(Provided entries Opens)
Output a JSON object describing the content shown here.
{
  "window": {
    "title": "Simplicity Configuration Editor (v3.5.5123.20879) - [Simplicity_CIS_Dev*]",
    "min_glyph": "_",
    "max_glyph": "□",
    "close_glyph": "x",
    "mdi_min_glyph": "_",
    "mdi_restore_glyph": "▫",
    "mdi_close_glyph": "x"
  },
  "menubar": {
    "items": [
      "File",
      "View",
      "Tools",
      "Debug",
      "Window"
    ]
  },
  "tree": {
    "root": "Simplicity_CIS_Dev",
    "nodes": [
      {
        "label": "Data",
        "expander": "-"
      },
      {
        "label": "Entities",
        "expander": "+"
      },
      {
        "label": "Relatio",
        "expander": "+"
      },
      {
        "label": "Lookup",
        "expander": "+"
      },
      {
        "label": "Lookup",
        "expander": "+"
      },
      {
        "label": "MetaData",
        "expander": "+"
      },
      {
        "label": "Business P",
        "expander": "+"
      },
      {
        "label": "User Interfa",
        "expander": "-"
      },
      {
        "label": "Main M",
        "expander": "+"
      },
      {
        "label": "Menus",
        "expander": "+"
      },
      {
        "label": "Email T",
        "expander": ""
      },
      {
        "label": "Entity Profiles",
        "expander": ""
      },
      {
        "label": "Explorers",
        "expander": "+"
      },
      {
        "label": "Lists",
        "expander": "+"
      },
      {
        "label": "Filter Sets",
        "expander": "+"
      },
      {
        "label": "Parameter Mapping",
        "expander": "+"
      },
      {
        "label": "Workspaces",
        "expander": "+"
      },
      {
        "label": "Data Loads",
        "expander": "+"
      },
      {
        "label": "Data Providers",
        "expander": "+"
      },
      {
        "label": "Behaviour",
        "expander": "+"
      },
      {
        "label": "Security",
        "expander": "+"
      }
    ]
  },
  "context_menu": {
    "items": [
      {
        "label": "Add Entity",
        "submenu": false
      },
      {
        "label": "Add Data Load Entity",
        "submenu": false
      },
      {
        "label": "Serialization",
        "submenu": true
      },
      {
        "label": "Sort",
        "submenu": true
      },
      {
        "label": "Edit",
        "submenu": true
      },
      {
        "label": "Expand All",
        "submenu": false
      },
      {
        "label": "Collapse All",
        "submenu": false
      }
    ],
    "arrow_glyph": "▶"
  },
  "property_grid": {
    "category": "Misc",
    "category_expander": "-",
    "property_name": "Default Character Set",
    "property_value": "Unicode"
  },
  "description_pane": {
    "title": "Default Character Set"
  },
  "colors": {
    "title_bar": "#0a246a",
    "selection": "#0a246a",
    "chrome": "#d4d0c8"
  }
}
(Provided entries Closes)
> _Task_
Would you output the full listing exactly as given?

> _Written solution_
Output a JSON object describing the content shown here.
{
  "window": {
    "title": "Simplicity Configuration Editor (v3.5.5123.20879) - [Simplicity_CIS_Dev*]",
    "min_glyph": "_",
    "max_glyph": "□",
    "close_glyph": "x",
    "mdi_min_glyph": "_",
    "mdi_restore_glyph": "▫",
    "mdi_close_glyph": "x"
  },
  "menubar": {
    "items": [
      "File",
      "View",
      "Tools",
      "Debug",
      "Window"
    ]
  },
  "tree": {
    "root": "Simplicity_CIS_Dev",
    "nodes": [
      {
        "label": "Data",
        "expander": "-"
      },
      {
        "label": "Entities",
        "expander": "+"
      },
      {
        "label": "Relatio",
        "expander": "+"
      },
      {
        "label": "Lookup",
        "expander": "+"
      },
      {
        "label": "Lookup",
        "expander": "+"
      },
      {
        "label": "MetaData",
        "expander": "+"
      },
      {
        "label": "Business P",
        "expander": "+"
      },
      {
        "label": "User Interfa",
        "expander": "-"
      },
      {
        "label": "Main M",
        "expander": "+"
      },
      {
        "label": "Menus",
        "expander": "+"
      },
      {
        "label": "Email T",
        "expander": ""
      },
      {
        "label": "Entity Profiles",
        "expander": ""
      },
      {
        "label": "Explorers",
        "expander": "+"
      },
      {
        "label": "Lists",
        "expander": "+"
      },
      {
        "label": "Filter Sets",
        "expander": "+"
      },
      {
        "label": "Parameter Mapping",
        "expander": "+"
      },
      {
        "label": "Workspaces",
        "expander": "+"
      },
      {
        "label": "Data Loads",
        "expander": "+"
      },
      {
        "label": "Data Providers",
        "expander": "+"
      },
      {
        "label": "Behaviour",
        "expander": "+"
      },
      {
        "label": "Security",
        "expander": "+"
      }
    ]
  },
  "context_menu": {
    "items": [
      {
        "label": "Add Entity",
        "submenu": false
      },
      {
        "label": "Add Data Load Entity",
        "submenu": false
      },
      {
        "label": "Serialization",
        "submenu": true
      },
      {
        "label": "Sort",
        "submenu": true
      },
      {
        "label": "Edit",
        "submenu": true
      },
      {
        "label": "Expand All",
        "submenu": false
      },
      {
        "label": "Collapse All",
        "submenu": false
      }
    ],
    "arrow_glyph": "▶"
  },
  "property_grid": {
    "category": "Misc",
    "category_expander": "-",
    "property_name": "Default Character Set",
    "property_value": "Unicode"
  },
  "description_pane": {
    "title": "Default Character Set"
  },
  "colors": {
    "title_bar": "#0a246a",
    "selection": "#0a246a",
    "chrome": "#d4d0c8"
  }
}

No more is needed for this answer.